* Work to complete
Copy each line of the material in which the word "true" appears.

*** Begin section ***

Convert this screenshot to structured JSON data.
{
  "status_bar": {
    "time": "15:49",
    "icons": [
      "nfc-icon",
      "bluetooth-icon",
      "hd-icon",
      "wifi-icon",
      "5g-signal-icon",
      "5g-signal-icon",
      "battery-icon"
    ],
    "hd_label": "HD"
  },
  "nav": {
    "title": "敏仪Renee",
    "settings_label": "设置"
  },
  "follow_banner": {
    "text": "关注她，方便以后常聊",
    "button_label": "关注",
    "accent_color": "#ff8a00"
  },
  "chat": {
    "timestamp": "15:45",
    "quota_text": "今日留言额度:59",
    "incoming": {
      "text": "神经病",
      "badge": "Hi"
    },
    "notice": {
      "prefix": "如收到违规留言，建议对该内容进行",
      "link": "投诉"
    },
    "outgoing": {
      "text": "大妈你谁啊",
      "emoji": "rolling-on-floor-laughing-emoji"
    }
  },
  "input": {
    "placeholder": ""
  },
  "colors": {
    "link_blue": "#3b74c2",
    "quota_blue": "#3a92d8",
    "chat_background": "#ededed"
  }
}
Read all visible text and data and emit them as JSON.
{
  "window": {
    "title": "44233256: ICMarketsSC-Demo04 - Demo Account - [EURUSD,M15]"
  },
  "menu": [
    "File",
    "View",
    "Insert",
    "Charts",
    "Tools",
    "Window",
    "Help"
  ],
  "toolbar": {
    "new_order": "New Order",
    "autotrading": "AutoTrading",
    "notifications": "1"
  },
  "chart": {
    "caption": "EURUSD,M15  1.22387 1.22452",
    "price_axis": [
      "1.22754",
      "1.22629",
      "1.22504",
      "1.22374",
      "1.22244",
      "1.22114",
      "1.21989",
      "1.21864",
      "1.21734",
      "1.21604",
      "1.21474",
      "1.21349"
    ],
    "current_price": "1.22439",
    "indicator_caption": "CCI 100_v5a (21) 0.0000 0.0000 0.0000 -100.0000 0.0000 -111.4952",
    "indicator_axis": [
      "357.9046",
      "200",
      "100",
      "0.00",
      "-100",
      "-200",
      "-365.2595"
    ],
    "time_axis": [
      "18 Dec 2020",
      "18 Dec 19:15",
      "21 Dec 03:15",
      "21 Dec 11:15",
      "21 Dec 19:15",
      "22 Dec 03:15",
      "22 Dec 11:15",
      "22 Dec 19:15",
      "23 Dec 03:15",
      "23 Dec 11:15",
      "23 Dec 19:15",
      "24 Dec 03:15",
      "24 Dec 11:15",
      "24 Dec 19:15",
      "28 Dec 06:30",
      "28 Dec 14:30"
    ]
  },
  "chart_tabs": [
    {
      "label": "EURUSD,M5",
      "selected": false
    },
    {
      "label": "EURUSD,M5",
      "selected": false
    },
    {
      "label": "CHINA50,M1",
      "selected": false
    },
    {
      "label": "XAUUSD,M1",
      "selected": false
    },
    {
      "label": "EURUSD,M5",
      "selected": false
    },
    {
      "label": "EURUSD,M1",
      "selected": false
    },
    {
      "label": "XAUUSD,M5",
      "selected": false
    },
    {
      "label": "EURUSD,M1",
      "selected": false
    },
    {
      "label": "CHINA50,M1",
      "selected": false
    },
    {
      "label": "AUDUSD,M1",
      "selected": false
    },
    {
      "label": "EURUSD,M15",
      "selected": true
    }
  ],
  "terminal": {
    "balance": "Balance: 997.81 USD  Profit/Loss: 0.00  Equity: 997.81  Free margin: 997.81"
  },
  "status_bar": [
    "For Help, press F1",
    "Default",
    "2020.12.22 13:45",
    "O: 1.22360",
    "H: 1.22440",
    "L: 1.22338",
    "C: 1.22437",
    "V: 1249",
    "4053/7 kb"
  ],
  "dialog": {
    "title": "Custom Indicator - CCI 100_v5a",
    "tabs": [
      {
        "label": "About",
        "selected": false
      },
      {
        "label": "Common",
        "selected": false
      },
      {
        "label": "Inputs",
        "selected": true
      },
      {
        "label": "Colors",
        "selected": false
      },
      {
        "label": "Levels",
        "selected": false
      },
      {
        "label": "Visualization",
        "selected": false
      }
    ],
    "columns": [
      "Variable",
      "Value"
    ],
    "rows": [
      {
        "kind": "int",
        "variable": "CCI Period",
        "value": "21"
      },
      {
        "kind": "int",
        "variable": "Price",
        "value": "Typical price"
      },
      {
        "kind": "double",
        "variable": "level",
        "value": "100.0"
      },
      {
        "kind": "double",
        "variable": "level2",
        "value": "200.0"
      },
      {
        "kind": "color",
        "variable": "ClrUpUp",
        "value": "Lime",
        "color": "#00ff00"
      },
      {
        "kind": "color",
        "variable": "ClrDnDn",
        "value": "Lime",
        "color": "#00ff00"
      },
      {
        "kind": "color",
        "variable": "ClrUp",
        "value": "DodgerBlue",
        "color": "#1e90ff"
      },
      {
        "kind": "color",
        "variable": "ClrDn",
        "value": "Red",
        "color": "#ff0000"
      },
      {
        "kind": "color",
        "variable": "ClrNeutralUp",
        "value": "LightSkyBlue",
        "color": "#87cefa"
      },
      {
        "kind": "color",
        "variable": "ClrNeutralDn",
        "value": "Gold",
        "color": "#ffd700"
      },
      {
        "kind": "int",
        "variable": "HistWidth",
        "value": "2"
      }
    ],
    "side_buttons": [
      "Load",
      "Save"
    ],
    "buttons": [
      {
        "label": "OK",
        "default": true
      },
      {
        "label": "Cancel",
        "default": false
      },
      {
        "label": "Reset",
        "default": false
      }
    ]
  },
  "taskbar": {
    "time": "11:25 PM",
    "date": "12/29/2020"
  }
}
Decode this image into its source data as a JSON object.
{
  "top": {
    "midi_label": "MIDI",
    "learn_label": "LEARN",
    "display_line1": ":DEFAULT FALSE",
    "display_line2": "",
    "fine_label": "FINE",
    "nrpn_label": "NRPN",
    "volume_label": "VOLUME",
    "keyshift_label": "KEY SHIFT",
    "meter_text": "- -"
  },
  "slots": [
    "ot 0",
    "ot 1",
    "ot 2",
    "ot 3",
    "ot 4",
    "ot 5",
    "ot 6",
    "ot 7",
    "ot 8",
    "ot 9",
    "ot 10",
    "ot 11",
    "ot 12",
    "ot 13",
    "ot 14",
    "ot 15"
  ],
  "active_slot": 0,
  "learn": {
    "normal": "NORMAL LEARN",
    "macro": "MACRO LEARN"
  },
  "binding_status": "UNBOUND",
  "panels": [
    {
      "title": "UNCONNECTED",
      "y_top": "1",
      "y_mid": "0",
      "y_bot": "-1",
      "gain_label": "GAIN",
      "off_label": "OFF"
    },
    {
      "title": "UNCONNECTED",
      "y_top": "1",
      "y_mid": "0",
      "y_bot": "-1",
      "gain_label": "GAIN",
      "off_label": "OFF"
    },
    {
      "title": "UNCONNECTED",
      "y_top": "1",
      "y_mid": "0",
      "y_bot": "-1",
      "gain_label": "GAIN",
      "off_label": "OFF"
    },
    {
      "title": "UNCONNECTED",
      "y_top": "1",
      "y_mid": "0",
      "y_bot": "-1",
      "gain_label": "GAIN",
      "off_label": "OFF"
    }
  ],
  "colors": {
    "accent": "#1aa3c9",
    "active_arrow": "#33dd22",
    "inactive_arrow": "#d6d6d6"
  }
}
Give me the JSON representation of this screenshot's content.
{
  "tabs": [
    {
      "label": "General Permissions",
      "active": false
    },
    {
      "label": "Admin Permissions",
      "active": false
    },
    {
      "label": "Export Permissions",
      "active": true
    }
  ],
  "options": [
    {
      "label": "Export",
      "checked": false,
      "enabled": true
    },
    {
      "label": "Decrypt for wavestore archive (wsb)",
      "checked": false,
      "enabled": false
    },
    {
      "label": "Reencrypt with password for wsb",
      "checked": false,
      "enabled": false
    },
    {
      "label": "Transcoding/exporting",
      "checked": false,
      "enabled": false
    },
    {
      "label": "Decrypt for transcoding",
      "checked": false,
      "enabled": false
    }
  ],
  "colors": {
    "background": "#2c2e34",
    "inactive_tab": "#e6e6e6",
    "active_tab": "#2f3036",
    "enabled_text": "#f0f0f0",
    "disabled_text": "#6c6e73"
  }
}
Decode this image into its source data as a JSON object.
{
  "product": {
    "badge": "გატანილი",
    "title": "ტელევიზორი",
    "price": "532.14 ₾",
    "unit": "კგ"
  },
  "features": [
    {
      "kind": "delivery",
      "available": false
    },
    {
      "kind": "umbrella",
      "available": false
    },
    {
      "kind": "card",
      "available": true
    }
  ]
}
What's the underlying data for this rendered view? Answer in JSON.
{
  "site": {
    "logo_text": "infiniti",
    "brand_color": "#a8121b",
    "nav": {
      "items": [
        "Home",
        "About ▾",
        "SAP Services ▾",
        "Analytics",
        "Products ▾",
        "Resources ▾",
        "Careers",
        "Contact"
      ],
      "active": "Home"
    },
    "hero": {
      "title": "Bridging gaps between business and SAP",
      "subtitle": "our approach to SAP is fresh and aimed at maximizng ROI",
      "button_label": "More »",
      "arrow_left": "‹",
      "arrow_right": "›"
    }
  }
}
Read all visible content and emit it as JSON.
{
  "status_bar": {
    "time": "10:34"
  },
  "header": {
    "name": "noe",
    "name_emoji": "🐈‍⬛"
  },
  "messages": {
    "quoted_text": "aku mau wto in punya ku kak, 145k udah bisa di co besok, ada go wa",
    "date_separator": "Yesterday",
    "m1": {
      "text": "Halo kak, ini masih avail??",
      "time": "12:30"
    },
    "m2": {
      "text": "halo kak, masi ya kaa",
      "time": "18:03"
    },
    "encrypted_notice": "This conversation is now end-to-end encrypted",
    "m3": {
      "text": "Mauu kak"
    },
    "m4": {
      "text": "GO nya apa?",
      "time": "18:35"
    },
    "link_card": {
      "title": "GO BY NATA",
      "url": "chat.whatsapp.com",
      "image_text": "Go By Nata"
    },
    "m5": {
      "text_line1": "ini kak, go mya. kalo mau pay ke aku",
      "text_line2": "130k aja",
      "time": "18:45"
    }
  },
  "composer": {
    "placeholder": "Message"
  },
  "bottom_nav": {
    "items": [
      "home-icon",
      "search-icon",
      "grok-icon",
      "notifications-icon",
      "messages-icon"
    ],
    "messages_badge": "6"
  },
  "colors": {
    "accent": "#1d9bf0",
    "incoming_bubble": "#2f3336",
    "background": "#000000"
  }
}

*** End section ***

* Output below
      "selected": true
        "selected": true
        "default": true
      "active": true
      "enabled": true
      "available": true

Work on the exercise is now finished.